Indeed, many people comment about how powerful this “Gallery of Failures” activity is because it teaches them that they can overcome their failures and struggles. After all, everyone in the room has stumbled and fallen, yet everyone has gotten back on their feet. Indeed, on the surface, it seems like their colleagues are all successful and accomplished. But in reality, we only achieve success after countless failures. It’s part of the process of being human and nothing for which we should feel shame. (Indeed, in retrospect, many of these failures that are posted on the wall are quite humorous. One person wrote that he/she somehow broke the Hubble space telescope; it probably seemed like a tragedy at the time, but years later, this person looked back on it with laughter.)

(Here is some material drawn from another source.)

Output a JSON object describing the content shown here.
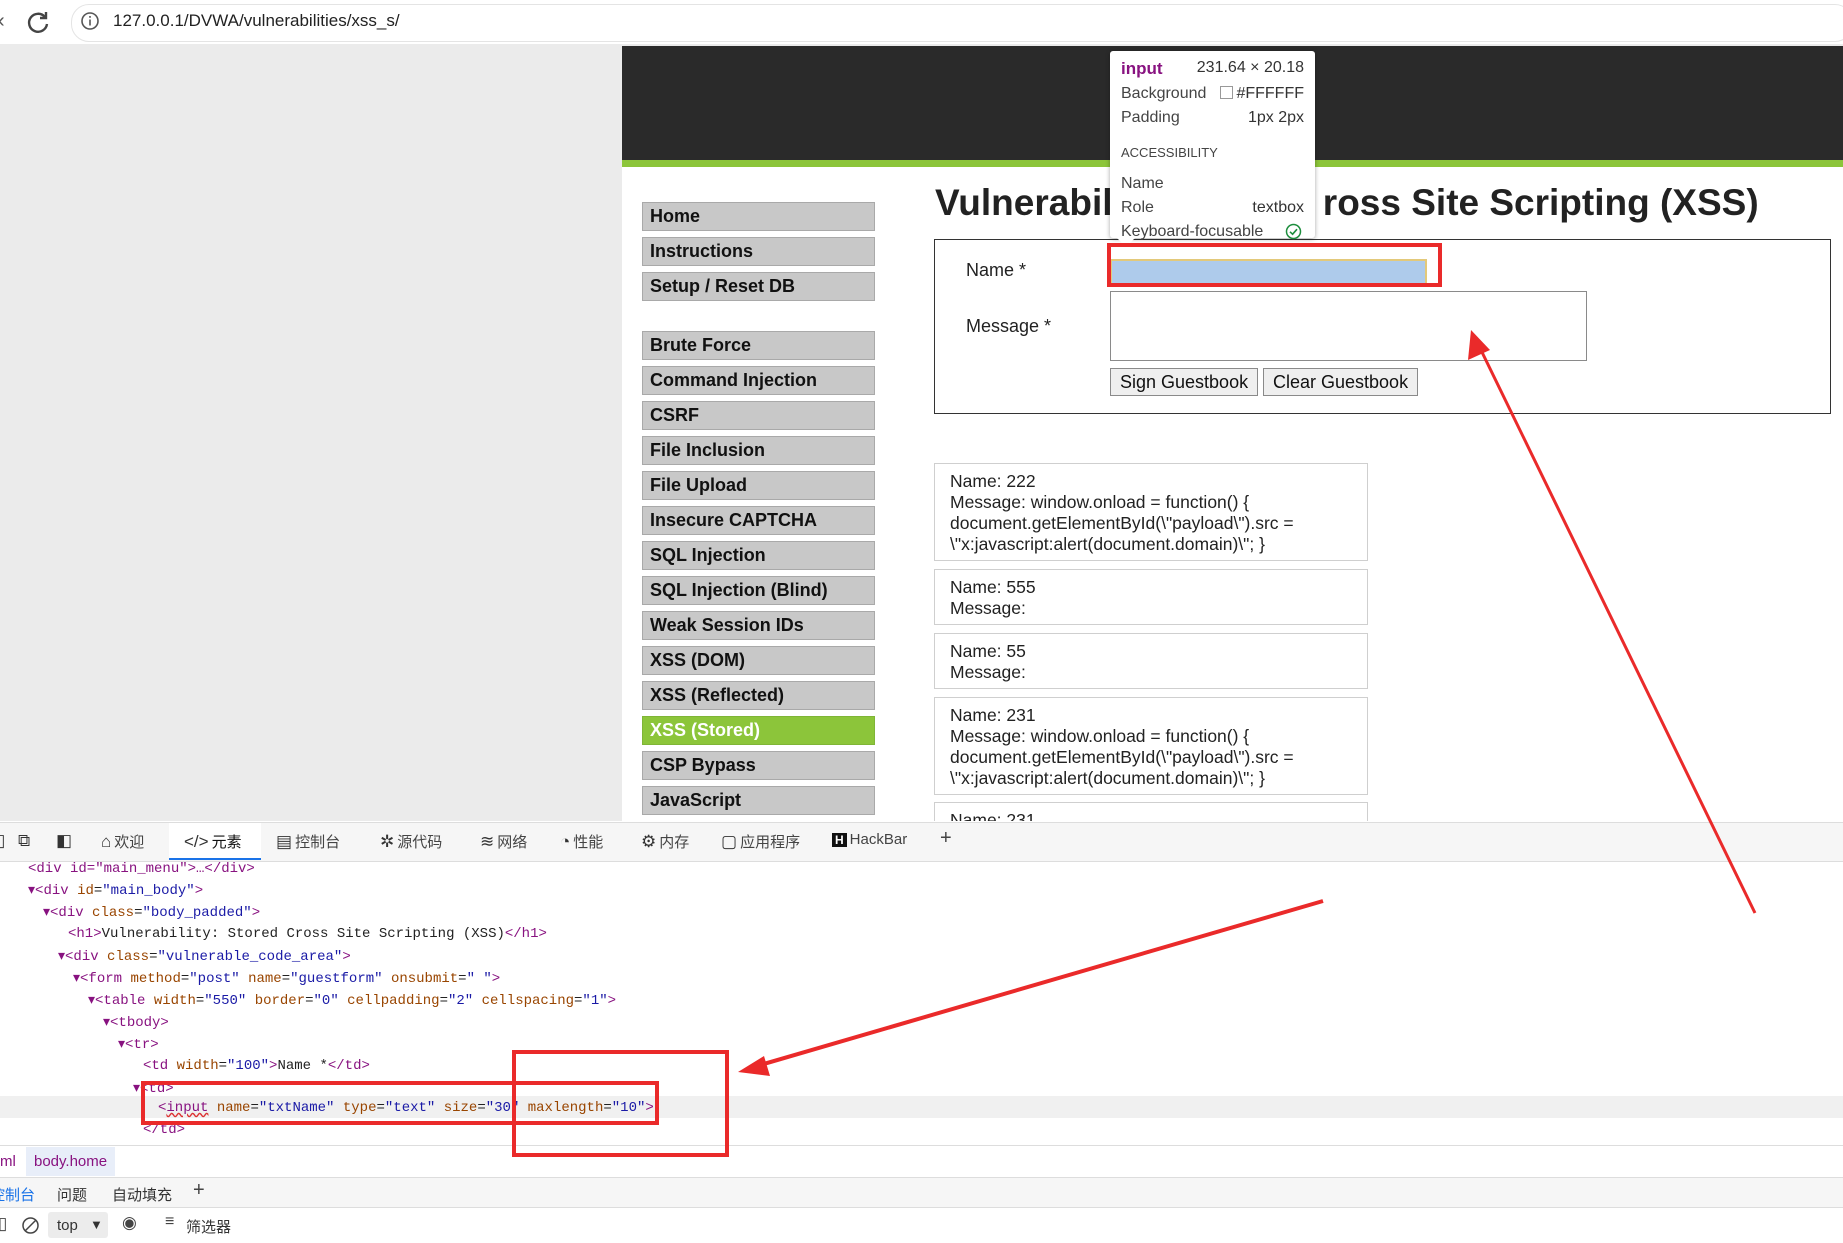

Students have reported that, after going through this exercise and having seen that everybody screwed up numerous times, they feel more resilient when they subsequently struggle and get bad grades in school. Indeed, much research has been done on activities like this. For example, researchers at Columbia University had students read stories about famous scientists. The students in the control group just read about these amazing people (Marie Curie, Michael Faraday, and Albert Einstein) and their major discoveries. Two other groups of students were exposed to either stories of these people’s personal failures and struggles throughout life; or to a story of these famous scientists’ numerous professional failures and missteps, something about which we almost never hear. Both groups that learned about the famous scientists’ failures ended up doing significantly better on their science tests afterwards, and felt more connected to the subject.


Transformative Action Institute

Additional Readings

Lin-Siegler, Ahn, Chen, Fang, and Maya-Lucero. (2016) Even Einstein Struggled: Effects of Learning About Great Scientists’ Struggles on High School Students’ Motivation to Learn Science. Journal of Educational Psychology. 2016, Vol. 108, No. 3, 314–328